Start of INFORMATION PROVIDED
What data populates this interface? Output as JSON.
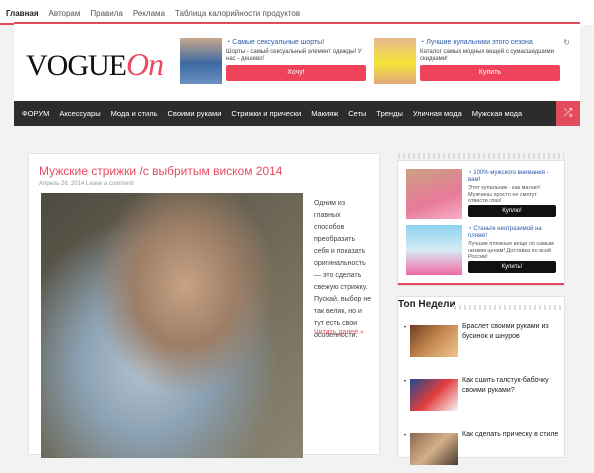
{
  "topnav": {
    "items": [
      "Главная",
      "Авторам",
      "Правила",
      "Реклама",
      "Таблица калорийности продуктов"
    ]
  },
  "logo": {
    "main": "VOGUE",
    "accent": "On"
  },
  "header_ads": [
    {
      "title": "Самые сексуальные шорты!",
      "desc": "Шорты - самый сексуальный элемент одежды! У нас - дешево!",
      "button": "Хочу!"
    },
    {
      "title": "Лучшие купальники этого сезона",
      "desc": "Каталог самых модных вещей с сумасшедшими скидками!",
      "button": "Купить"
    }
  ],
  "mainnav": {
    "items": [
      "ФОРУМ",
      "Аксессуары",
      "Мода и стиль",
      "Своими руками",
      "Стрижки и прически",
      "Макияж",
      "Сеты",
      "Тренды",
      "Уличная мода",
      "Мужская мода"
    ]
  },
  "post": {
    "title": "Мужские стрижки /с выбритым виском 2014",
    "meta": "Апрель 26, 2014 Leave a comment",
    "excerpt": "Одним из главных способов преобразить себя и показать оригинальность — это сделать свежую стрижку. Пускай, выбор не так велик, но и тут есть свои особенности.",
    "more": "Читать далее »"
  },
  "sidebar_ads": [
    {
      "title": "100% мужского внимания - вам!",
      "desc": "Этот купальник - как магнит! Мужчины просто не смогут отвести глаз!",
      "button": "Куплю!"
    },
    {
      "title": "Станьте неотразимой на пляже!",
      "desc": "Лучшие пляжные вещи по самым низким ценам! Доставка по всей России!",
      "button": "Купить!"
    }
  ],
  "topweek": {
    "heading": "Топ Недели",
    "items": [
      {
        "text": "Браслет своими руками из бусинок и шнуров"
      },
      {
        "text": "Как сшить галстук-бабочку своими руками?"
      },
      {
        "text": "Как сделать прическу в стиле"
      }
    ]
  },
  "colors": {
    "accent": "#e34a5b",
    "nav_bg": "#2c2c2c",
    "link": "#2a59a7"
  }
}
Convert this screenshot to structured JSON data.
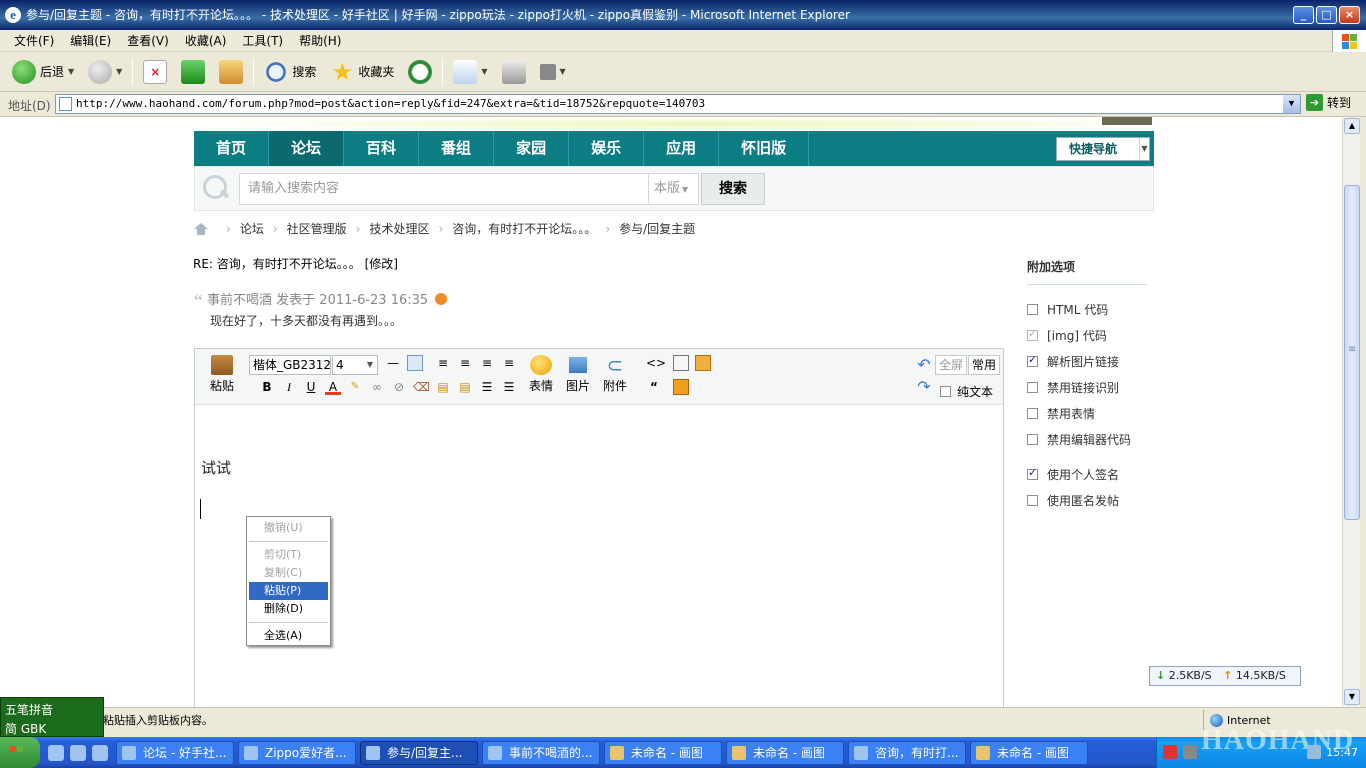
{
  "window": {
    "title": "参与/回复主题 - 咨询，有时打不开论坛。。。 - 技术处理区 - 好手社区 | 好手网 - zippo玩法 - zippo打火机 - zippo真假鉴别 - Microsoft Internet Explorer"
  },
  "menu": [
    "文件(F)",
    "编辑(E)",
    "查看(V)",
    "收藏(A)",
    "工具(T)",
    "帮助(H)"
  ],
  "toolbar": {
    "back": "后退",
    "search": "搜索",
    "favorites": "收藏夹"
  },
  "address": {
    "label": "地址(D)",
    "url": "http://www.haohand.com/forum.php?mod=post&action=reply&fid=247&extra=&tid=18752&repquote=140703",
    "go": "转到"
  },
  "site": {
    "nav": [
      "首页",
      "论坛",
      "百科",
      "番组",
      "家园",
      "娱乐",
      "应用",
      "怀旧版"
    ],
    "quick_nav": "快捷导航",
    "search": {
      "placeholder": "请输入搜索内容",
      "scope": "本版",
      "button": "搜索"
    },
    "breadcrumb": [
      "论坛",
      "社区管理版",
      "技术处理区",
      "咨询，有时打不开论坛。。。",
      "参与/回复主题"
    ]
  },
  "post": {
    "title": "RE: 咨询，有时打不开论坛。。。 [修改]",
    "quote_author": "事前不喝酒 发表于 2011-6-23 16:35",
    "quote_text": "现在好了，十多天都没有再遇到。。。"
  },
  "editor": {
    "paste": "粘贴",
    "font": "楷体_GB2312",
    "size": "4",
    "emoji": "表情",
    "image": "图片",
    "attach": "附件",
    "fullscreen": "全屏",
    "common": "常用",
    "plaintext": "纯文本",
    "content": "试试"
  },
  "context_menu": {
    "undo": "撤销(U)",
    "cut": "剪切(T)",
    "copy": "复制(C)",
    "paste": "粘贴(P)",
    "delete": "删除(D)",
    "select_all": "全选(A)"
  },
  "options": {
    "heading": "附加选项",
    "items": [
      {
        "label": "HTML 代码",
        "checked": false
      },
      {
        "label": "[img] 代码",
        "checked": true
      },
      {
        "label": "解析图片链接",
        "checked": true
      },
      {
        "label": "禁用链接识别",
        "checked": false
      },
      {
        "label": "禁用表情",
        "checked": false
      },
      {
        "label": "禁用编辑器代码",
        "checked": false
      },
      {
        "label": "使用个人签名",
        "checked": true
      },
      {
        "label": "使用匿名发帖",
        "checked": false
      }
    ]
  },
  "speed": {
    "down": "2.5KB/S",
    "up": "14.5KB/S"
  },
  "status": {
    "message": "粘贴插入剪贴板内容。",
    "zone": "Internet"
  },
  "ime": {
    "name": "五笔拼音",
    "mode": "简 GBK"
  },
  "taskbar": {
    "tasks": [
      "论坛 - 好手社...",
      "Zippo爱好者...",
      "参与/回复主...",
      "事前不喝酒的...",
      "未命名 - 画图",
      "未命名 - 画图",
      "咨询，有时打...",
      "未命名 - 画图"
    ],
    "clock": "15:47",
    "watermark": "HAOHAND"
  }
}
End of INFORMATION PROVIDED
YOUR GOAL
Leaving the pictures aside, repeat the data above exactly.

ANSWER AREA
What data populates this interface? Output as JSON.
{
  "topnav": {
    "items": [
      "Главная",
      "Авторам",
      "Правила",
      "Реклама",
      "Таблица калорийности продуктов"
    ]
  },
  "logo": {
    "main": "VOGUE",
    "accent": "On"
  },
  "header_ads": [
    {
      "title": "Самые сексуальные шорты!",
      "desc": "Шорты - самый сексуальный элемент одежды! У нас - дешево!",
      "button": "Хочу!"
    },
    {
      "title": "Лучшие купальники этого сезона",
      "desc": "Каталог самых модных вещей с сумасшедшими скидками!",
      "button": "Купить"
    }
  ],
  "mainnav": {
    "items": [
      "ФОРУМ",
      "Аксессуары",
      "Мода и стиль",
      "Своими руками",
      "Стрижки и прически",
      "Макияж",
      "Сеты",
      "Тренды",
      "Уличная мода",
      "Мужская мода"
    ]
  },
  "post": {
    "title": "Мужские стрижки /с выбритым виском 2014",
    "meta": "Апрель 26, 2014 Leave a comment",
    "excerpt": "Одним из главных способов преобразить себя и показать оригинальность — это сделать свежую стрижку. Пускай, выбор не так велик, но и тут есть свои особенности.",
    "more": "Читать далее »"
  },
  "sidebar_ads": [
    {
      "title": "100% мужского внимания - вам!",
      "desc": "Этот купальник - как магнит! Мужчины просто не смогут отвести глаз!",
      "button": "Куплю!"
    },
    {
      "title": "Станьте неотразимой на пляже!",
      "desc": "Лучшие пляжные вещи по самым низким ценам! Доставка по всей России!",
      "button": "Купить!"
    }
  ],
  "topweek": {
    "heading": "Топ Недели",
    "items": [
      {
        "text": "Браслет своими руками из бусинок и шнуров"
      },
      {
        "text": "Как сшить галстук-бабочку своими руками?"
      },
      {
        "text": "Как сделать прическу в стиле"
      }
    ]
  },
  "colors": {
    "accent": "#e34a5b",
    "nav_bg": "#2c2c2c",
    "link": "#2a59a7"
  }
}
Convert this screenshot to structured JSON data.
{
  "window": {
    "title": "参与/回复主题 - 咨询，有时打不开论坛。。。 - 技术处理区 - 好手社区 | 好手网 - zippo玩法 - zippo打火机 - zippo真假鉴别 - Microsoft Internet Explorer"
  },
  "menu": [
    "文件(F)",
    "编辑(E)",
    "查看(V)",
    "收藏(A)",
    "工具(T)",
    "帮助(H)"
  ],
  "toolbar": {
    "back": "后退",
    "search": "搜索",
    "favorites": "收藏夹"
  },
  "address": {
    "label": "地址(D)",
    "url": "http://www.haohand.com/forum.php?mod=post&action=reply&fid=247&extra=&tid=18752&repquote=140703",
    "go": "转到"
  },
  "site": {
    "nav": [
      "首页",
      "论坛",
      "百科",
      "番组",
      "家园",
      "娱乐",
      "应用",
      "怀旧版"
    ],
    "quick_nav": "快捷导航",
    "search": {
      "placeholder": "请输入搜索内容",
      "scope": "本版",
      "button": "搜索"
    },
    "breadcrumb": [
      "论坛",
      "社区管理版",
      "技术处理区",
      "咨询，有时打不开论坛。。。",
      "参与/回复主题"
    ]
  },
  "post": {
    "title": "RE: 咨询，有时打不开论坛。。。 [修改]",
    "quote_author": "事前不喝酒 发表于 2011-6-23 16:35",
    "quote_text": "现在好了，十多天都没有再遇到。。。"
  },
  "editor": {
    "paste": "粘贴",
    "font": "楷体_GB2312",
    "size": "4",
    "emoji": "表情",
    "image": "图片",
    "attach": "附件",
    "fullscreen": "全屏",
    "common": "常用",
    "plaintext": "纯文本",
    "content": "试试"
  },
  "context_menu": {
    "undo": "撤销(U)",
    "cut": "剪切(T)",
    "copy": "复制(C)",
    "paste": "粘贴(P)",
    "delete": "删除(D)",
    "select_all": "全选(A)"
  },
  "options": {
    "heading": "附加选项",
    "items": [
      {
        "label": "HTML 代码",
        "checked": false
      },
      {
        "label": "[img] 代码",
        "checked": true
      },
      {
        "label": "解析图片链接",
        "checked": true
      },
      {
        "label": "禁用链接识别",
        "checked": false
      },
      {
        "label": "禁用表情",
        "checked": false
      },
      {
        "label": "禁用编辑器代码",
        "checked": false
      },
      {
        "label": "使用个人签名",
        "checked": true
      },
      {
        "label": "使用匿名发帖",
        "checked": false
      }
    ]
  },
  "speed": {
    "down": "2.5KB/S",
    "up": "14.5KB/S"
  },
  "status": {
    "message": "粘贴插入剪贴板内容。",
    "zone": "Internet"
  },
  "ime": {
    "name": "五笔拼音",
    "mode": "简 GBK"
  },
  "taskbar": {
    "tasks": [
      "论坛 - 好手社...",
      "Zippo爱好者...",
      "参与/回复主...",
      "事前不喝酒的...",
      "未命名 - 画图",
      "未命名 - 画图",
      "咨询，有时打...",
      "未命名 - 画图"
    ],
    "clock": "15:47",
    "watermark": "HAOHAND"
  }
}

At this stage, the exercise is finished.